Dataset rows for apps and sites
________________________

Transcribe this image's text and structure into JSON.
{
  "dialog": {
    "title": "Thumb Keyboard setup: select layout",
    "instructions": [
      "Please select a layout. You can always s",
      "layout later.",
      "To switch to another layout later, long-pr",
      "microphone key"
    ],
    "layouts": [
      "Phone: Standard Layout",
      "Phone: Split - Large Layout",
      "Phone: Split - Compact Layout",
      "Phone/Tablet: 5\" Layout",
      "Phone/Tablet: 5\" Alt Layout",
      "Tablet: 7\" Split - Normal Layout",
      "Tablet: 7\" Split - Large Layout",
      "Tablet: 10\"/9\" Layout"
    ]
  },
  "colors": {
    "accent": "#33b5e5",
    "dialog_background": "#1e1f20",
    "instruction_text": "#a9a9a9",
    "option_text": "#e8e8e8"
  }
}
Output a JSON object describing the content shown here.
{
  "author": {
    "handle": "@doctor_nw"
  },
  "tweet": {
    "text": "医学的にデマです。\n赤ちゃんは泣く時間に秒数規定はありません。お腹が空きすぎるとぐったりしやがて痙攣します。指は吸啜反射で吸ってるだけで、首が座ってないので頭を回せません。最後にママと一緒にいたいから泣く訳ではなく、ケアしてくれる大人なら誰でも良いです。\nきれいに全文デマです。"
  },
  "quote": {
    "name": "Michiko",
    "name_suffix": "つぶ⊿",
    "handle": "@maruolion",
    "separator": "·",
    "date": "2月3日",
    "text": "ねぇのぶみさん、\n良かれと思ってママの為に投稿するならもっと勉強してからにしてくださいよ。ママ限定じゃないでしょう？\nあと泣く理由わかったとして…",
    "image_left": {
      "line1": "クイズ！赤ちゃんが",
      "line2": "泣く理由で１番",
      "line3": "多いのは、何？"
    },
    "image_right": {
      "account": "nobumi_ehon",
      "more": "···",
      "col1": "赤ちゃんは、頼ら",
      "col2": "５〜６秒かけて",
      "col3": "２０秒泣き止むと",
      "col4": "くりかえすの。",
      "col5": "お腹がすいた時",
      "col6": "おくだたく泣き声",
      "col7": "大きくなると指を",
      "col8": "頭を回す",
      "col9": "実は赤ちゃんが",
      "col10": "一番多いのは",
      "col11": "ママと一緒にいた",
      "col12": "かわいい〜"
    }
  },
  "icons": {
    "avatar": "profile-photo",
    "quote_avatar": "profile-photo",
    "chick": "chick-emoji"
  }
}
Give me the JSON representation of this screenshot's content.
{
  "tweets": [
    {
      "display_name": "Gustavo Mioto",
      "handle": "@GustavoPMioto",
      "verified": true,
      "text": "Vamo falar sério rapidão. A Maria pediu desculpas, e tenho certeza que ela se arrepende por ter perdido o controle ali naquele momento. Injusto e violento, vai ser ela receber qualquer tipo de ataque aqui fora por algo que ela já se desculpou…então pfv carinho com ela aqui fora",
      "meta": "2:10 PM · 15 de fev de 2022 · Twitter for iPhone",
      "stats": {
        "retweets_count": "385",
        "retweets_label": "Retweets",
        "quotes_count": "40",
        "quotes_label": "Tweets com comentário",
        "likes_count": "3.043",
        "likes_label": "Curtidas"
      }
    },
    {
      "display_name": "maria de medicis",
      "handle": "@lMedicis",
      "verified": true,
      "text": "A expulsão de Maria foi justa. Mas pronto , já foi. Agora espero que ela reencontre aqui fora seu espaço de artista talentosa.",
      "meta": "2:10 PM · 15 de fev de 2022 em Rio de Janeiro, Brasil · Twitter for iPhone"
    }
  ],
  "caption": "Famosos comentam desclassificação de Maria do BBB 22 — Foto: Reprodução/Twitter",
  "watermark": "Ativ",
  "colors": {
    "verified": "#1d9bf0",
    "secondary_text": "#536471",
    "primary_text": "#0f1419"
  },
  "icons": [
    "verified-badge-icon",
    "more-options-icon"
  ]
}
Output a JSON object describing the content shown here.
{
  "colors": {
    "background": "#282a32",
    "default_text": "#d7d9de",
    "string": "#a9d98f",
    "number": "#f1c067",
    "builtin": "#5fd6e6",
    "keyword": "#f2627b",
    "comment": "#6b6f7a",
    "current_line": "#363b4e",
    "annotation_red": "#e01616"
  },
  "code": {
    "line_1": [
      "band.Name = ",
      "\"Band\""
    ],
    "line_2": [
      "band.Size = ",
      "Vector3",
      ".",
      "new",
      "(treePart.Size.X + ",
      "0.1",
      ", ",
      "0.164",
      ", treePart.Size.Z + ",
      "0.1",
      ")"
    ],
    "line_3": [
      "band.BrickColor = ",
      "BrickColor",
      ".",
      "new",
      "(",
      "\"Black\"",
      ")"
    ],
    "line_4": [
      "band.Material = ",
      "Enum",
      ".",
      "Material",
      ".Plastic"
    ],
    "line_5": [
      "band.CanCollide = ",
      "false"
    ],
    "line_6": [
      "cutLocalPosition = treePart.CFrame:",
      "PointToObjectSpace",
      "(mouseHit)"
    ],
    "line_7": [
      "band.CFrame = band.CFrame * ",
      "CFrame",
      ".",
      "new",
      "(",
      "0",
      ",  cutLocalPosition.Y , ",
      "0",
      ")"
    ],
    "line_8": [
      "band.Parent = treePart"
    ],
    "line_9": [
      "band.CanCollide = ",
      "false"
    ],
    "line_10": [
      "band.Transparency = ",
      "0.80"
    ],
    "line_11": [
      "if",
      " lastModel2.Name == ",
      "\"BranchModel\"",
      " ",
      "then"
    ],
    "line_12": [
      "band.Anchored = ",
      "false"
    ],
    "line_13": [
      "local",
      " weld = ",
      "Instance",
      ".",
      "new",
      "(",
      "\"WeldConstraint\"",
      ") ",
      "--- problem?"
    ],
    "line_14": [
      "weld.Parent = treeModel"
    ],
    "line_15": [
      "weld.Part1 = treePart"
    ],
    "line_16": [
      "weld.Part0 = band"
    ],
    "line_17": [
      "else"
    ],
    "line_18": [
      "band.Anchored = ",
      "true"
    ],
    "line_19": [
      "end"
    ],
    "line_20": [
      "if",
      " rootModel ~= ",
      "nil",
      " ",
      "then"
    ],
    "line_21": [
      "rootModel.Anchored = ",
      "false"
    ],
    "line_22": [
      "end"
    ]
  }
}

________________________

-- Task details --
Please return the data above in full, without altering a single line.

-- Answer --
Transcribe this image's text and structure into JSON.
{
  "dialog": {
    "title": "Thumb Keyboard setup: select layout",
    "instructions": [
      "Please select a layout. You can always s",
      "layout later.",
      "To switch to another layout later, long-pr",
      "microphone key"
    ],
    "layouts": [
      "Phone: Standard Layout",
      "Phone: Split - Large Layout",
      "Phone: Split - Compact Layout",
      "Phone/Tablet: 5\" Layout",
      "Phone/Tablet: 5\" Alt Layout",
      "Tablet: 7\" Split - Normal Layout",
      "Tablet: 7\" Split - Large Layout",
      "Tablet: 10\"/9\" Layout"
    ]
  },
  "colors": {
    "accent": "#33b5e5",
    "dialog_background": "#1e1f20",
    "instruction_text": "#a9a9a9",
    "option_text": "#e8e8e8"
  }
}
Output a JSON object describing the content shown here.
{
  "author": {
    "handle": "@doctor_nw"
  },
  "tweet": {
    "text": "医学的にデマです。\n赤ちゃんは泣く時間に秒数規定はありません。お腹が空きすぎるとぐったりしやがて痙攣します。指は吸啜反射で吸ってるだけで、首が座ってないので頭を回せません。最後にママと一緒にいたいから泣く訳ではなく、ケアしてくれる大人なら誰でも良いです。\nきれいに全文デマです。"
  },
  "quote": {
    "name": "Michiko",
    "name_suffix": "つぶ⊿",
    "handle": "@maruolion",
    "separator": "·",
    "date": "2月3日",
    "text": "ねぇのぶみさん、\n良かれと思ってママの為に投稿するならもっと勉強してからにしてくださいよ。ママ限定じゃないでしょう？\nあと泣く理由わかったとして…",
    "image_left": {
      "line1": "クイズ！赤ちゃんが",
      "line2": "泣く理由で１番",
      "line3": "多いのは、何？"
    },
    "image_right": {
      "account": "nobumi_ehon",
      "more": "···",
      "col1": "赤ちゃんは、頼ら",
      "col2": "５〜６秒かけて",
      "col3": "２０秒泣き止むと",
      "col4": "くりかえすの。",
      "col5": "お腹がすいた時",
      "col6": "おくだたく泣き声",
      "col7": "大きくなると指を",
      "col8": "頭を回す",
      "col9": "実は赤ちゃんが",
      "col10": "一番多いのは",
      "col11": "ママと一緒にいた",
      "col12": "かわいい〜"
    }
  },
  "icons": {
    "avatar": "profile-photo",
    "quote_avatar": "profile-photo",
    "chick": "chick-emoji"
  }
}
Give me the JSON representation of this screenshot's content.
{
  "tweets": [
    {
      "display_name": "Gustavo Mioto",
      "handle": "@GustavoPMioto",
      "verified": true,
      "text": "Vamo falar sério rapidão. A Maria pediu desculpas, e tenho certeza que ela se arrepende por ter perdido o controle ali naquele momento. Injusto e violento, vai ser ela receber qualquer tipo de ataque aqui fora por algo que ela já se desculpou…então pfv carinho com ela aqui fora",
      "meta": "2:10 PM · 15 de fev de 2022 · Twitter for iPhone",
      "stats": {
        "retweets_count": "385",
        "retweets_label": "Retweets",
        "quotes_count": "40",
        "quotes_label": "Tweets com comentário",
        "likes_count": "3.043",
        "likes_label": "Curtidas"
      }
    },
    {
      "display_name": "maria de medicis",
      "handle": "@lMedicis",
      "verified": true,
      "text": "A expulsão de Maria foi justa. Mas pronto , já foi. Agora espero que ela reencontre aqui fora seu espaço de artista talentosa.",
      "meta": "2:10 PM · 15 de fev de 2022 em Rio de Janeiro, Brasil · Twitter for iPhone"
    }
  ],
  "caption": "Famosos comentam desclassificação de Maria do BBB 22 — Foto: Reprodução/Twitter",
  "watermark": "Ativ",
  "colors": {
    "verified": "#1d9bf0",
    "secondary_text": "#536471",
    "primary_text": "#0f1419"
  },
  "icons": [
    "verified-badge-icon",
    "more-options-icon"
  ]
}
Output a JSON object describing the content shown here.
{
  "colors": {
    "background": "#282a32",
    "default_text": "#d7d9de",
    "string": "#a9d98f",
    "number": "#f1c067",
    "builtin": "#5fd6e6",
    "keyword": "#f2627b",
    "comment": "#6b6f7a",
    "current_line": "#363b4e",
    "annotation_red": "#e01616"
  },
  "code": {
    "line_1": [
      "band.Name = ",
      "\"Band\""
    ],
    "line_2": [
      "band.Size = ",
      "Vector3",
      ".",
      "new",
      "(treePart.Size.X + ",
      "0.1",
      ", ",
      "0.164",
      ", treePart.Size.Z + ",
      "0.1",
      ")"
    ],
    "line_3": [
      "band.BrickColor = ",
      "BrickColor",
      ".",
      "new",
      "(",
      "\"Black\"",
      ")"
    ],
    "line_4": [
      "band.Material = ",
      "Enum",
      ".",
      "Material",
      ".Plastic"
    ],
    "line_5": [
      "band.CanCollide = ",
      "false"
    ],
    "line_6": [
      "cutLocalPosition = treePart.CFrame:",
      "PointToObjectSpace",
      "(mouseHit)"
    ],
    "line_7": [
      "band.CFrame = band.CFrame * ",
      "CFrame",
      ".",
      "new",
      "(",
      "0",
      ",  cutLocalPosition.Y , ",
      "0",
      ")"
    ],
    "line_8": [
      "band.Parent = treePart"
    ],
    "line_9": [
      "band.CanCollide = ",
      "false"
    ],
    "line_10": [
      "band.Transparency = ",
      "0.80"
    ],
    "line_11": [
      "if",
      " lastModel2.Name == ",
      "\"BranchModel\"",
      " ",
      "then"
    ],
    "line_12": [
      "band.Anchored = ",
      "false"
    ],
    "line_13": [
      "local",
      " weld = ",
      "Instance",
      ".",
      "new",
      "(",
      "\"WeldConstraint\"",
      ") ",
      "--- problem?"
    ],
    "line_14": [
      "weld.Parent = treeModel"
    ],
    "line_15": [
      "weld.Part1 = treePart"
    ],
    "line_16": [
      "weld.Part0 = band"
    ],
    "line_17": [
      "else"
    ],
    "line_18": [
      "band.Anchored = ",
      "true"
    ],
    "line_19": [
      "end"
    ],
    "line_20": [
      "if",
      " rootModel ~= ",
      "nil",
      " ",
      "then"
    ],
    "line_21": [
      "rootModel.Anchored = ",
      "false"
    ],
    "line_22": [
      "end"
    ]
  }
}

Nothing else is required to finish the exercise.